With the bombing of Hiroshima and Nagasaki, the world witnessed the use of a weapon unprecedented in its destructive power. 1 The development and eventual use of those atomic bombs irrevocably changed the nature and objective of war. 2 Since 1945, humanity has lived on the edge of a precipice, with human history literally hanging in the balance.

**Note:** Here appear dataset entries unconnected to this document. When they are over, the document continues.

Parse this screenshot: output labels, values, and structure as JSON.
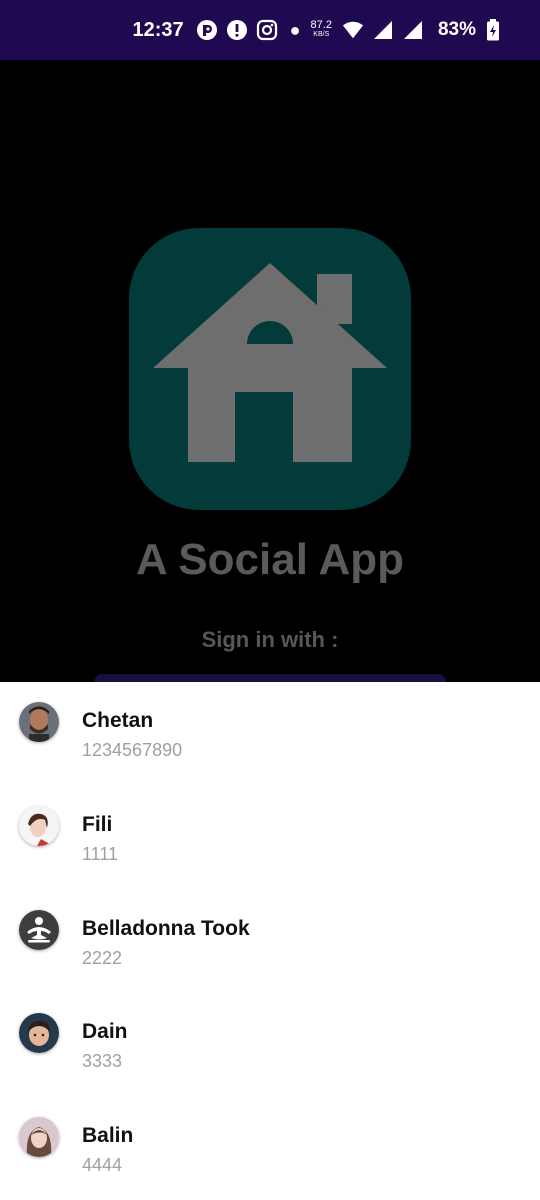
{
  "status_bar": {
    "time": "12:37",
    "speed_value": "87.2",
    "speed_unit": "KB/S",
    "battery": "83%",
    "icons": [
      "notification-icon",
      "alert-icon",
      "instagram-icon",
      "wifi-icon",
      "signal-icon",
      "signal-icon",
      "battery-icon"
    ]
  },
  "app": {
    "title": "A Social App",
    "signin_label": "Sign in with :",
    "icon": "house-icon",
    "icon_bg": "#023b3a",
    "icon_fg": "#6e6e6e"
  },
  "accounts": [
    {
      "name": "Chetan",
      "phone": "1234567890",
      "avatar": "avatar-man-photo"
    },
    {
      "name": "Fili",
      "phone": "1111",
      "avatar": "avatar-woman-photo"
    },
    {
      "name": "Belladonna Took",
      "phone": "2222",
      "avatar": "meditation-icon"
    },
    {
      "name": "Dain",
      "phone": "3333",
      "avatar": "avatar-child-photo"
    },
    {
      "name": "Balin",
      "phone": "4444",
      "avatar": "avatar-girl-photo"
    }
  ]
}
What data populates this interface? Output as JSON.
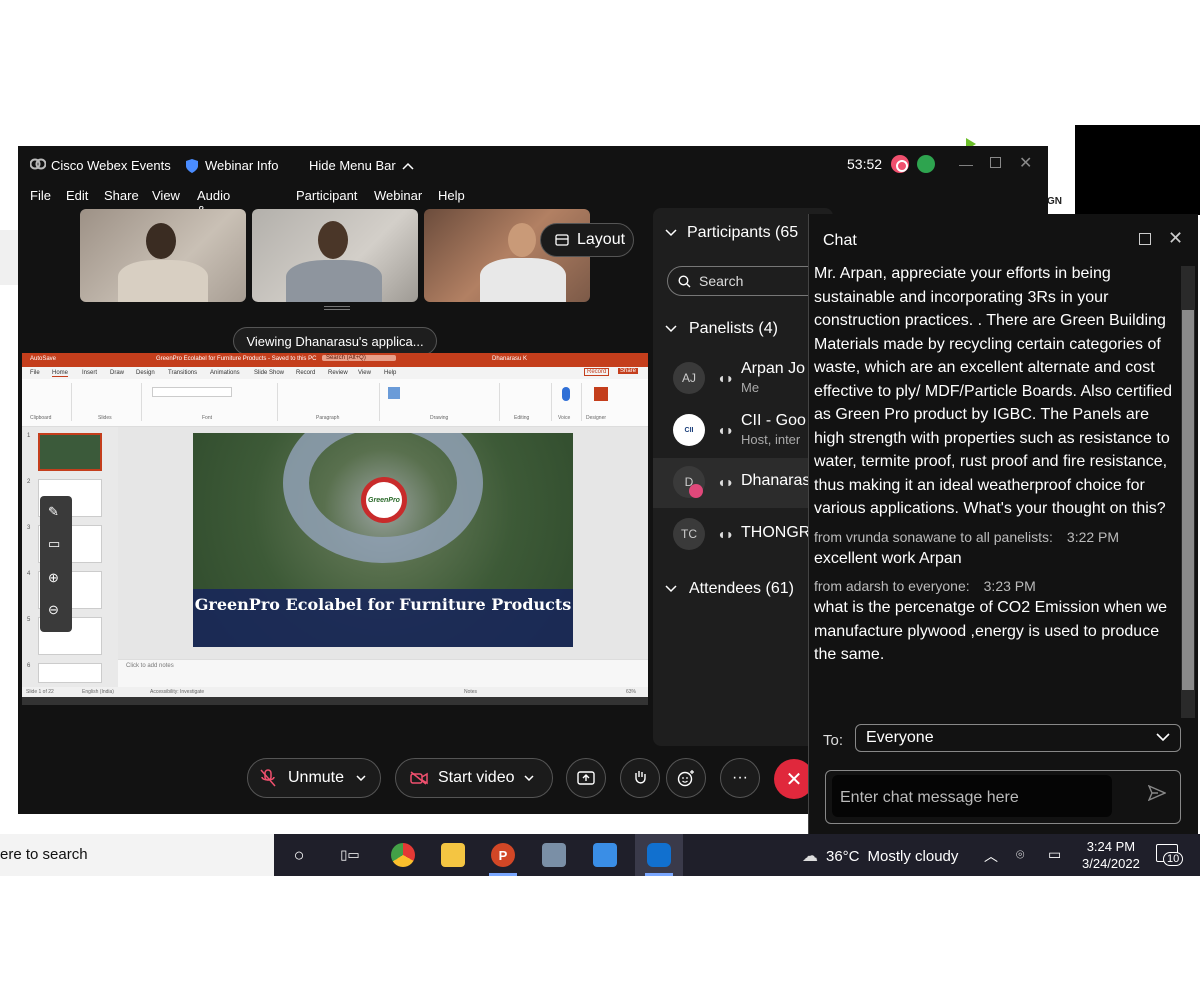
{
  "window": {
    "app_title": "Cisco Webex Events",
    "webinar_info": "Webinar Info",
    "hide_menu_bar": "Hide Menu Bar",
    "timer": "53:52"
  },
  "menu": [
    "File",
    "Edit",
    "Share",
    "View",
    "Audio & Video",
    "Participant",
    "Webinar",
    "Help"
  ],
  "layout_button": "Layout",
  "viewing_banner": "Viewing Dhanarasu's applica...",
  "presentation": {
    "title": "GreenPro Ecolabel for Furniture Products - Saved to this PC",
    "search": "Search (Alt+Q)",
    "user": "Dhanarasu K",
    "record": "Record",
    "share": "Share",
    "autosave": "AutoSave",
    "tabs": [
      "File",
      "Home",
      "Insert",
      "Draw",
      "Design",
      "Transitions",
      "Animations",
      "Slide Show",
      "Record",
      "Review",
      "View",
      "Help"
    ],
    "groups": [
      "Clipboard",
      "Slides",
      "Font",
      "Paragraph",
      "Drawing",
      "Editing",
      "Voice",
      "Designer"
    ],
    "slide_logo_text": "GreenPro",
    "slide_banner": "GreenPro Ecolabel for Furniture Products",
    "notes_placeholder": "Click to add notes",
    "status_slide": "Slide 1 of 22",
    "status_lang": "English (India)",
    "status_access": "Accessibility: Investigate",
    "status_notes": "Notes",
    "zoom": "63%",
    "thumb_numbers": [
      "1",
      "2",
      "3",
      "4",
      "5",
      "6"
    ]
  },
  "controls": {
    "unmute": "Unmute",
    "start_video": "Start video"
  },
  "participants": {
    "header": "Participants (65",
    "search_placeholder": "Search",
    "panelists_header": "Panelists (4)",
    "attendees_header": "Attendees (61)",
    "panelists": [
      {
        "initials": "AJ",
        "name": "Arpan Jo",
        "role": "Me"
      },
      {
        "initials": "CII",
        "name": "CII - Goo",
        "role": "Host, inter"
      },
      {
        "initials": "D",
        "name": "Dhanaras",
        "role": ""
      },
      {
        "initials": "TC",
        "name": "THONGR",
        "role": ""
      }
    ]
  },
  "chat": {
    "title": "Chat",
    "messages": [
      {
        "from": "",
        "time": "",
        "text": "Mr. Arpan, appreciate your efforts in being sustainable and incorporating 3Rs in your construction practices. . There are Green Building Materials made by recycling certain categories of waste, which are an excellent alternate and cost effective to ply/ MDF/Particle Boards. Also certified as Green Pro product by IGBC. The Panels are high strength with properties such as resistance to water, termite proof, rust proof and fire resistance, thus making it an ideal weatherproof choice for various applications. What's your thought on this?"
      },
      {
        "from": "from vrunda sonawane to all panelists:",
        "time": "3:22 PM",
        "text": "excellent work Arpan"
      },
      {
        "from": "from adarsh to everyone:",
        "time": "3:23 PM",
        "text": "what is the percenatge of CO2 Emission when we manufacture plywood ,energy is used to produce the same."
      }
    ],
    "to_label": "To:",
    "to_value": "Everyone",
    "input_placeholder": "Enter chat message here"
  },
  "taskbar": {
    "search_text": "ere to search",
    "weather_temp": "36°C",
    "weather_desc": "Mostly cloudy",
    "time": "3:24 PM",
    "date": "3/24/2022",
    "notifications": "10"
  },
  "background": {
    "partial_text": "GN"
  },
  "colors": {
    "end_call": "#e0283c",
    "ppt_accent": "#c43e1c",
    "recording": "#f0506e"
  }
}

Indeed, today's nuclear weapons arsenals have the distinct potential for annihilating a substantial portion of the earth's population, devastating and contaminating vast areas of the earth's surface and producing unpredictable and uncontrollable biological and environmental consequences—all of which could occur within a matter of minutes. 3

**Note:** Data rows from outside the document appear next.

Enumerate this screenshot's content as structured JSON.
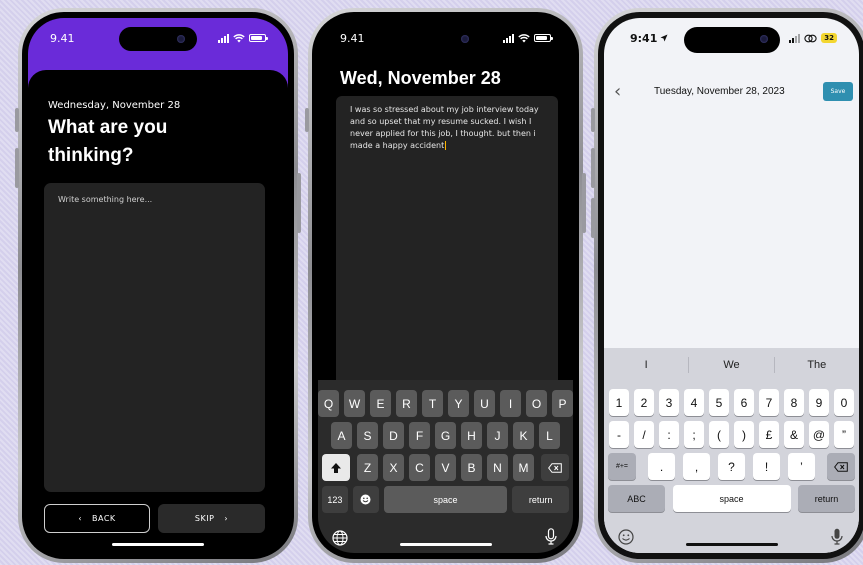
{
  "phone1": {
    "status_time": "9.41",
    "date": "Wednesday, November 28",
    "title": "What are you thinking?",
    "placeholder": "Write something here...",
    "back_label": "BACK",
    "skip_label": "SKIP",
    "colors": {
      "header": "#6a2bd9",
      "background": "#000000",
      "field": "#232323"
    }
  },
  "phone2": {
    "status_time": "9.41",
    "title": "Wed, November 28",
    "entry_text": "I was so stressed about my job interview today and so upset that my resume sucked. I wish I never applied for this job, I thought. but then i made a happy accident",
    "keyboard": {
      "row1": [
        "Q",
        "W",
        "E",
        "R",
        "T",
        "Y",
        "U",
        "I",
        "O",
        "P"
      ],
      "row2": [
        "A",
        "S",
        "D",
        "F",
        "G",
        "H",
        "J",
        "K",
        "L"
      ],
      "row3": [
        "Z",
        "X",
        "C",
        "V",
        "B",
        "N",
        "M"
      ],
      "numbers_key": "123",
      "space_label": "space",
      "return_label": "return"
    }
  },
  "phone3": {
    "status_time": "9:41",
    "battery_level": "32",
    "header_date": "Tuesday, November 28, 2023",
    "save_label": "Save",
    "suggestions": [
      "I",
      "We",
      "The"
    ],
    "keyboard": {
      "row1": [
        "1",
        "2",
        "3",
        "4",
        "5",
        "6",
        "7",
        "8",
        "9",
        "0"
      ],
      "row2": [
        "-",
        "/",
        ":",
        ";",
        "(",
        ")",
        "£",
        "&",
        "@",
        "”"
      ],
      "row3": [
        ".",
        ",",
        "?",
        "!",
        "’"
      ],
      "symbols_key": "#+=",
      "abc_key": "ABC",
      "space_label": "space",
      "return_label": "return"
    },
    "colors": {
      "save_button": "#2f8fb0",
      "background": "#f2f3f7"
    }
  }
}
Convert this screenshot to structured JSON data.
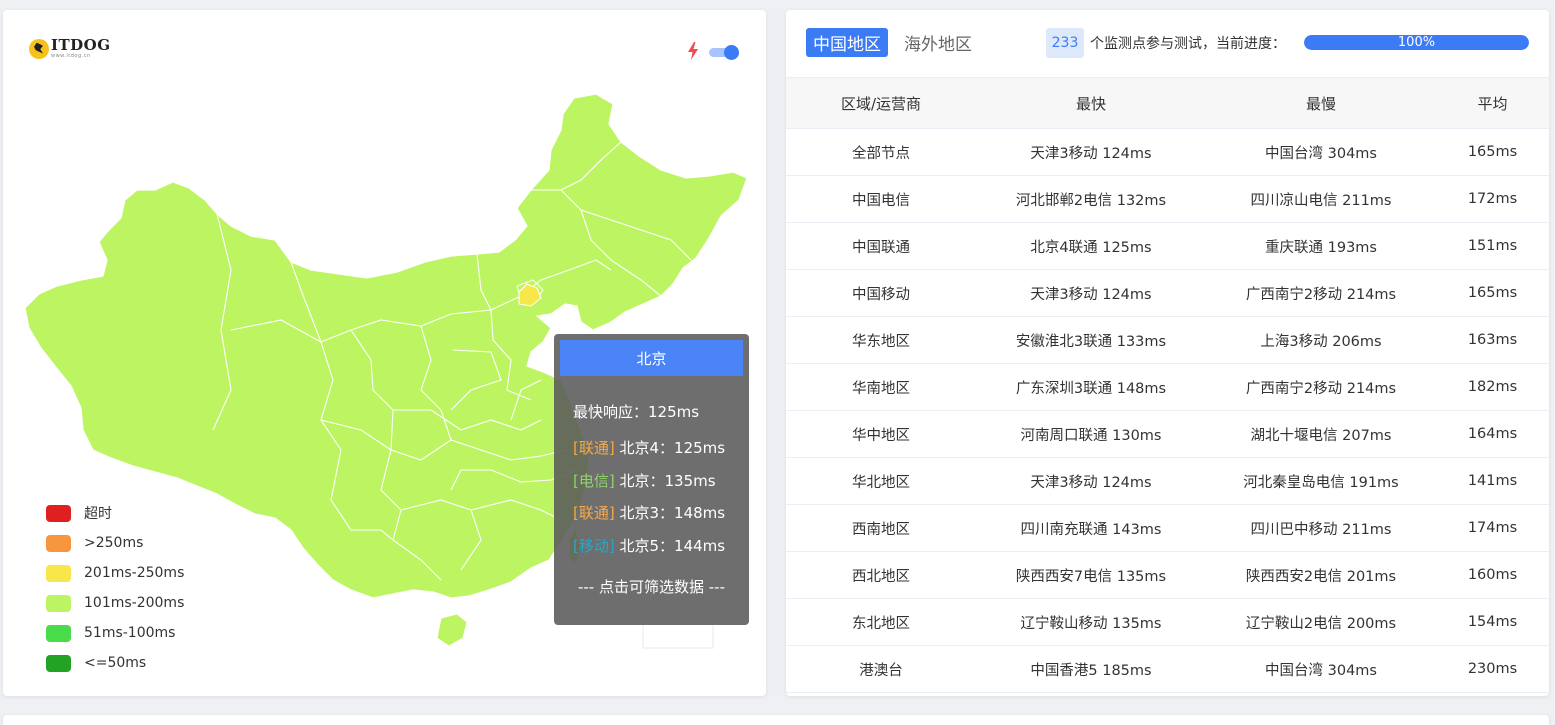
{
  "logo": {
    "title": "ITDOG",
    "subtitle": "www.itdog.cn"
  },
  "map_toggle": {
    "on": true
  },
  "legend": [
    {
      "label": "超时",
      "color": "#e02020"
    },
    {
      "label": ">250ms",
      "color": "#f7963c"
    },
    {
      "label": "201ms-250ms",
      "color": "#f8e74a"
    },
    {
      "label": "101ms-200ms",
      "color": "#bdf562"
    },
    {
      "label": "51ms-100ms",
      "color": "#48dc4a"
    },
    {
      "label": "<=50ms",
      "color": "#23a324"
    }
  ],
  "map_colors": {
    "provinces": "#bdf562",
    "highlight": "#f8e74a",
    "border": "#ffffff"
  },
  "tooltip": {
    "title": "北京",
    "fastest": "最快响应：125ms",
    "rows": [
      {
        "isp": "[联通]",
        "isp_color": "#f4a94a",
        "text": "北京4：125ms"
      },
      {
        "isp": "[电信]",
        "isp_color": "#8fd46c",
        "text": "北京：135ms"
      },
      {
        "isp": "[联通]",
        "isp_color": "#f4a94a",
        "text": "北京3：148ms"
      },
      {
        "isp": "[移动]",
        "isp_color": "#2aa6c8",
        "text": "北京5：144ms"
      }
    ],
    "hint": "--- 点击可筛选数据 ---"
  },
  "tabs": {
    "active": "中国地区",
    "inactive": "海外地区"
  },
  "monitor": {
    "count": "233",
    "text": "个监测点参与测试，当前进度：",
    "progress_label": "100%",
    "progress_value": 1.0
  },
  "table": {
    "headers": [
      "区域/运营商",
      "最快",
      "最慢",
      "平均"
    ],
    "rows": [
      [
        "全部节点",
        "天津3移动 124ms",
        "中国台湾 304ms",
        "165ms"
      ],
      [
        "中国电信",
        "河北邯郸2电信 132ms",
        "四川凉山电信 211ms",
        "172ms"
      ],
      [
        "中国联通",
        "北京4联通 125ms",
        "重庆联通 193ms",
        "151ms"
      ],
      [
        "中国移动",
        "天津3移动 124ms",
        "广西南宁2移动 214ms",
        "165ms"
      ],
      [
        "华东地区",
        "安徽淮北3联通 133ms",
        "上海3移动 206ms",
        "163ms"
      ],
      [
        "华南地区",
        "广东深圳3联通 148ms",
        "广西南宁2移动 214ms",
        "182ms"
      ],
      [
        "华中地区",
        "河南周口联通 130ms",
        "湖北十堰电信 207ms",
        "164ms"
      ],
      [
        "华北地区",
        "天津3移动 124ms",
        "河北秦皇岛电信 191ms",
        "141ms"
      ],
      [
        "西南地区",
        "四川南充联通 143ms",
        "四川巴中移动 211ms",
        "174ms"
      ],
      [
        "西北地区",
        "陕西西安7电信 135ms",
        "陕西西安2电信 201ms",
        "160ms"
      ],
      [
        "东北地区",
        "辽宁鞍山移动 135ms",
        "辽宁鞍山2电信 200ms",
        "154ms"
      ],
      [
        "港澳台",
        "中国香港5 185ms",
        "中国台湾 304ms",
        "230ms"
      ]
    ]
  }
}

In this “nuclear age, ” more than any other time in history, the civilian population has become directly and indirectly the primary object of destruction. 4 While the effects of war have always fallen to some degree upon civilians, it is the magnitude of the destruction of the civilian population during a nuclear war that overwhelms the senses. 5 Yet, the indiscriminately destruc-
* Reprinted, with permission, from the Brooklyn Journal of International Law, Volume 9, Number 2 (1983).

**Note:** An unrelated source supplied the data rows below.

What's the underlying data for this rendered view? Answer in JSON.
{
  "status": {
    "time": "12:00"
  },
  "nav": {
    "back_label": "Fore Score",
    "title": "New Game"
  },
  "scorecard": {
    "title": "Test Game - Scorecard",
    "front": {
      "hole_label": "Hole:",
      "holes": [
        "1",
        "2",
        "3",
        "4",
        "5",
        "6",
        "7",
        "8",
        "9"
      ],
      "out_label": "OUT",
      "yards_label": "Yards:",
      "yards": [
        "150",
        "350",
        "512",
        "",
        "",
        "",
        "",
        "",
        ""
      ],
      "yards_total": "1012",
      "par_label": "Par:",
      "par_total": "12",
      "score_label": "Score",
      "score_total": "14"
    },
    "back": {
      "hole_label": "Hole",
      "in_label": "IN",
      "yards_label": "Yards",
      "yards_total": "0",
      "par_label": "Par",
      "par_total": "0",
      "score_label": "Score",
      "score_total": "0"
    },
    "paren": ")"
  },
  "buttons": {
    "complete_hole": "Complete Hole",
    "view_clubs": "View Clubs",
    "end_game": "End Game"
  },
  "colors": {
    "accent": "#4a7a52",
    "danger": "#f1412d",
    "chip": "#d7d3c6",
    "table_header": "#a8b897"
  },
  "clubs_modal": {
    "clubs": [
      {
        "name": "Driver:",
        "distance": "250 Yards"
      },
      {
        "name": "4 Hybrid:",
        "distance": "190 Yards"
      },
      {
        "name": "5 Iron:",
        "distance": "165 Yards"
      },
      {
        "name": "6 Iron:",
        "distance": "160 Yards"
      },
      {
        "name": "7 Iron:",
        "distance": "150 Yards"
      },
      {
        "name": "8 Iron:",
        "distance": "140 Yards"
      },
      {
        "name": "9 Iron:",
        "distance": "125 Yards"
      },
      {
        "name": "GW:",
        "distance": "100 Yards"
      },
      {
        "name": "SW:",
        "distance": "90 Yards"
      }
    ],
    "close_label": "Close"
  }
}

** Adjunct Professor of Law, Benjamin N. Cardozo School of Law of Yeshiva University; Vice-Chairperson, Lawyers' Committee on Nuclear Policy. An earlier version of this article was presented at the 1981 Annual Meeting of the American Society of International Law.
1. For a comprehensive account of the destructive impact of atomic weaponry, see COMMITTEE FOR THE COMPILATION OF MATERIALS ON DAMAGE CAUSED BY THE ATOMIC BOMBS IN HIROSHIMA AND NAGASAKI, HIROSHIMA AND NAGASAKI: THE PHYSICAL, MEDICAL AND SOCIAL EFFECTS OF THE ATOMIC BOMBINGS (1981).
2. During the nineteenth century, there developed a school of thought which believed that the increasing destructiveness of weapons would bring an end to war. The paradox is that quite the opposite has occurred. On this point, see Roling, Arms Control, Disarmament and Small Countries, 31 IMPACT 97 (1981) and Smith, Modern Weapons and Modern War, THE Y.B. OF WORLD AFFAIRS 224-25 (1955); See also M.WALZER, JUST AND UNJUST WARS (1977).
3. For an excellent assessment of the possible human and ecological consequences of nuclear war, see ROYAL SWEDISH ACADEMY OF SCIENCES, Nuclear War: The Aftermath, 11 AMBIO 76 (1982).
4. For a discussion whether the protection of civilians is consistent with “total war”, see Roling, The Significance of the Laws of War, CURRENT PROBLEMS OF INTERNATIONAL LAW: ESSAYS ON U.N. LAW AND ON THE LAW OF ARMED CONFLICT 142-44 (A. Cassese ed. 1975). See also J.MOORE, INTERNATIONAL LAW AND SOME CURRENT ILLUSIONS AND OTHER ESSAYS 1-15 (1924).
5. For an analysis of the effects of a full range of nuclear attacks, see OFFICE OF